3 hours before making dough place the 5 seed blend and malted flakes in a small bowl add the boiling water stir well, cover and leave to cool.
Active the dried yeast according to the manufacturers directions in a small jug using some of the remaining water, if the instructions recommend adding a teaspoon of sugar do so, but not all modern dried yeasts need this.
Mix together the three flours and salt in a large, wide mixing bowl and make a well in the centre. Pour in the cooled seed/malt mix, the yeast mixture and most of the remaining lukewarm water. Mix to a loose dough, adding the remaining water or a little extra stong bread flour as needed.
Turn the dough onto a lightly floured work surface, cover and leave to relax for about 5 minutes. Then knead for about 10 minutes or until smooth, springy and elastic. Put the dough into a large bowl, wrap inside a large plastic bag that seals in the moisture but has room for the dough to expand and leave in a warm place.

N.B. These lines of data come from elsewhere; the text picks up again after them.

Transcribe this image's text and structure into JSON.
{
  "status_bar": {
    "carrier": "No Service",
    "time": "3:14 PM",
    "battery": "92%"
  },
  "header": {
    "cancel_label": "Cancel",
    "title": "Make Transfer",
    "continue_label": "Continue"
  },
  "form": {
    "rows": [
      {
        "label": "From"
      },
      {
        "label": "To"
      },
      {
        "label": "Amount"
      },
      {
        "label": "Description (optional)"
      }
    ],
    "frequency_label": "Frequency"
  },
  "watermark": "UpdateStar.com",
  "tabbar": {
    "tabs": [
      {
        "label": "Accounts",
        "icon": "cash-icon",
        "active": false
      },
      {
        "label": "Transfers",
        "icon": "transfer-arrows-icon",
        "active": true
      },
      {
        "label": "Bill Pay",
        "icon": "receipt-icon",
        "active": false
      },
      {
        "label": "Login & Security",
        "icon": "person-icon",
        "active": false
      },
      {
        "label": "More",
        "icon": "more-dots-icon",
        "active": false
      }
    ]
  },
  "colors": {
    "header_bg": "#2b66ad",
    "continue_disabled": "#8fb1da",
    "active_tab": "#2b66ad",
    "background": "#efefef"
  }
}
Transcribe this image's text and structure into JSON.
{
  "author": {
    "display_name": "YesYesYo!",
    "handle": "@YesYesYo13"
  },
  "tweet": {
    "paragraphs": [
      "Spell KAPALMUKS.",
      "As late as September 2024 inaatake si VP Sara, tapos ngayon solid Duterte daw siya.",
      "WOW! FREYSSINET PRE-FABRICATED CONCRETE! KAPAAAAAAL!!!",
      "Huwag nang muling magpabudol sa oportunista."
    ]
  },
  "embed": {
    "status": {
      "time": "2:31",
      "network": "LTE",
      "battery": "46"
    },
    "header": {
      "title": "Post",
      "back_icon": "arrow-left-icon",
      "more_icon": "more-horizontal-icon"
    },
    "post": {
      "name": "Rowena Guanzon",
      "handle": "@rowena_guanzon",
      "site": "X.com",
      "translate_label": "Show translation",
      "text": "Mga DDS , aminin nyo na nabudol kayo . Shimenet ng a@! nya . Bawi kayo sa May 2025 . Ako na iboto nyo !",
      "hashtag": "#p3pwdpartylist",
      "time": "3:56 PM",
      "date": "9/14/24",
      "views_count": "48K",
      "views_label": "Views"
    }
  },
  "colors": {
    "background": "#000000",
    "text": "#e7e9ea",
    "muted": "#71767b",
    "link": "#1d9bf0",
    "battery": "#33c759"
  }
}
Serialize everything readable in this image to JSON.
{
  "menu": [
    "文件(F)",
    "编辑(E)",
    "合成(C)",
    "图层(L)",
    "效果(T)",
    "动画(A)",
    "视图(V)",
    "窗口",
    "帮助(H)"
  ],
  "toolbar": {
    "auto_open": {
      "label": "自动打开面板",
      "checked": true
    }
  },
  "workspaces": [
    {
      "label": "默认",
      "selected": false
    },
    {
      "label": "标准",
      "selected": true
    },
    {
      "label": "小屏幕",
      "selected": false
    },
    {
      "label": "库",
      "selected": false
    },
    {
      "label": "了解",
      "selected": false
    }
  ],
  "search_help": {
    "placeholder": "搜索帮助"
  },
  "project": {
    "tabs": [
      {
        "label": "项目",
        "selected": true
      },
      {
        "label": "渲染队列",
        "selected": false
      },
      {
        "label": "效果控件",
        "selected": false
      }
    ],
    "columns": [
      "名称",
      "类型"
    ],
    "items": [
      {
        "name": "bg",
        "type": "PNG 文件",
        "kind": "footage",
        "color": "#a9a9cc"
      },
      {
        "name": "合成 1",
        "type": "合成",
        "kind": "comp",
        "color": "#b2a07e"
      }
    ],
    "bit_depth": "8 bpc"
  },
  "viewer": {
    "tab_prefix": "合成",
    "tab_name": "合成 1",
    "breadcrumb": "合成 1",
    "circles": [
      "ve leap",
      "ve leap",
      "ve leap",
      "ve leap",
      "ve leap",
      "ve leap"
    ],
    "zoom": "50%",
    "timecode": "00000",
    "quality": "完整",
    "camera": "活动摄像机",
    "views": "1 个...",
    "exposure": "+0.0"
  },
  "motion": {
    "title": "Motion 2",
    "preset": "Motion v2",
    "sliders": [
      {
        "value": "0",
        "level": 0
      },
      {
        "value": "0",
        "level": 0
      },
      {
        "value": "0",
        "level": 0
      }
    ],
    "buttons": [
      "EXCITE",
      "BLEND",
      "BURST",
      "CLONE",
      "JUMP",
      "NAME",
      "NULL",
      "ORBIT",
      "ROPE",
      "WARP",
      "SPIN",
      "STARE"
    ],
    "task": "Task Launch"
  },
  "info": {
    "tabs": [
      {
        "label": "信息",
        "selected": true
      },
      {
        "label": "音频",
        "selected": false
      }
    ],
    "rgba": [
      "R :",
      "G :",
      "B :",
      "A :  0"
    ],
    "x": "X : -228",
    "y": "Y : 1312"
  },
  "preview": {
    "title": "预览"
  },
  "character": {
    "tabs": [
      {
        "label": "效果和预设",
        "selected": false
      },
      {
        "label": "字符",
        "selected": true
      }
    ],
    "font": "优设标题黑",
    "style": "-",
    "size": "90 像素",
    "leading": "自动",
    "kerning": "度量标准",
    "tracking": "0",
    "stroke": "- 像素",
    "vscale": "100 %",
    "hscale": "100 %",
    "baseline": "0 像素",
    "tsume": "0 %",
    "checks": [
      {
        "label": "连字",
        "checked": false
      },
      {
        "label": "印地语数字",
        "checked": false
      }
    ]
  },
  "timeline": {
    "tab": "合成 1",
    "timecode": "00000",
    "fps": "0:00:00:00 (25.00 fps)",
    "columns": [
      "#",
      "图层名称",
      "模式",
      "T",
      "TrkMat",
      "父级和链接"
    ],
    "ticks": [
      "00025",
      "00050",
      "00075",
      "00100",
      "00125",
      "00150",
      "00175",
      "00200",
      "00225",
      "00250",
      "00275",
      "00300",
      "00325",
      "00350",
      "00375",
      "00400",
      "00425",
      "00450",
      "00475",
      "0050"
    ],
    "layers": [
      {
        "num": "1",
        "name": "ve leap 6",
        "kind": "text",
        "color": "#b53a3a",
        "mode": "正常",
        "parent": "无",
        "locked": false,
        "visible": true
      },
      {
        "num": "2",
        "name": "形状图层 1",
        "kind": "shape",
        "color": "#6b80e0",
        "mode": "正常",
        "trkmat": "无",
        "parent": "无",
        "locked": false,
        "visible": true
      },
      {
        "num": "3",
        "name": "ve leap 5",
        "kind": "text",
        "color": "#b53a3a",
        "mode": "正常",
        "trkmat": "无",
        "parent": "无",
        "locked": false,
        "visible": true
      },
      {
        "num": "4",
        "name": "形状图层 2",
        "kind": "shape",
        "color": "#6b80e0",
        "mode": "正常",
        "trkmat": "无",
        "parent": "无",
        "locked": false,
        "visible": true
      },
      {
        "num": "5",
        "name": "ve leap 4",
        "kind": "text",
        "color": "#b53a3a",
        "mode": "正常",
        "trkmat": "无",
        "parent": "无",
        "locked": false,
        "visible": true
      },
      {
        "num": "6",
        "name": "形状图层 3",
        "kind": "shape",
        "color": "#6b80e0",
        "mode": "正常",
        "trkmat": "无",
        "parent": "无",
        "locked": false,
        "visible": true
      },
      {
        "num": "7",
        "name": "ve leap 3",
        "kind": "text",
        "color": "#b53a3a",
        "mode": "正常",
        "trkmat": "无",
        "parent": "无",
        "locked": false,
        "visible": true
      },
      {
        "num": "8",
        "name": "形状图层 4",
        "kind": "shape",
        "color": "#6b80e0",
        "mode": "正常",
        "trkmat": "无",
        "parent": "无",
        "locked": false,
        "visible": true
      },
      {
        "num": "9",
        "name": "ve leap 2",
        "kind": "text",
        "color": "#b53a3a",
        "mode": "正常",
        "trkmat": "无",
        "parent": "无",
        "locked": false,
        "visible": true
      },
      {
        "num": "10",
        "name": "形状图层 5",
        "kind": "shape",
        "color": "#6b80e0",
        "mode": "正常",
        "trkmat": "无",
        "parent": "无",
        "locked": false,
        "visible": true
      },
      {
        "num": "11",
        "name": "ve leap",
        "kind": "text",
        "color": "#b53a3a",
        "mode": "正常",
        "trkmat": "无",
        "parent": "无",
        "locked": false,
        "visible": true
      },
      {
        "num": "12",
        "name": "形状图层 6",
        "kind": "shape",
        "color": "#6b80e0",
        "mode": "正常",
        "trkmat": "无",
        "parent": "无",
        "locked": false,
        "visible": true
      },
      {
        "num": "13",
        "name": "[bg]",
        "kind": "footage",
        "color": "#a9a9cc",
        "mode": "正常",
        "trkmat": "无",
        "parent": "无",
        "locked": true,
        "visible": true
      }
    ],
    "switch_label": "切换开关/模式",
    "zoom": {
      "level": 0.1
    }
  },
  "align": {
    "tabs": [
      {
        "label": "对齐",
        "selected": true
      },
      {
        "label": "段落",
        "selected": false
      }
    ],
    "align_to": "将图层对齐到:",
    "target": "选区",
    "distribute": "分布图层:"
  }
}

After about 1½–2 hours, when the dough has more than doubled in size, gently punch down the dough with your fist to deflate it and knead it again for about 2–3. Cover and leave to relax for a further 10 minutes.
Using a serrated knife cut the dough into 3 equal pieces and roll them into balls.
Lightly dust your work surface with flour. To shape the loaves take the first ball, place it upside down and then flatten it with the heel of your hand into a rough baton. Fold the dough in half along the baton and with again the heel of your hand press together. Roll the baton a quarter turn towards you bringing the open edge into the middle of the upper surface and then fold the dough in half again and press together. Repeat this process half a dozen times and you will give the baton some strength along its length.
Do the same with the other two balls of dough.
Brush the tops with water, roll in a plateful of poppy seeds so they stick well, then place on tray lined with a sheet of silicone baking paper about 3cm apart. Sprinkle lightly with the sea salt flakes. Cover and leave to rise for about 90 minutes, or until risen by half.
Heat the oven to 220C , set a roasting tin to heat on the lowest rack in the oven and ensure a rack is in place just above the middle of the oven for the bread.
With a small very sharp knife make 5 -7 shallow slightly diagonal slashes in the top of each loaf.
Put loaves into the heated oven and drop the ice cubes into the hot roasting tin. Bake until well browned on top and hollow sounding to tap on the base. Set loaves on a wire rack to cool.
Thanks to my father for introduing me to bread making 40 years ago when it was not as fashionable as today.
Added by: Gerard CASSELS
Due to a temporary suspension of some services by couriers, we are currently unable to offer delivery to the Republic of Ireland, or overseas. This is being looked into urgently, and as soon as services resume we’ll update you here. Deliveries to Northern Ireland can now begin again.
If you live in the Republic of Ireland, please don’t order for the moment, as we are unable to get the order to you.
Keep safe and well
The Shipton Millers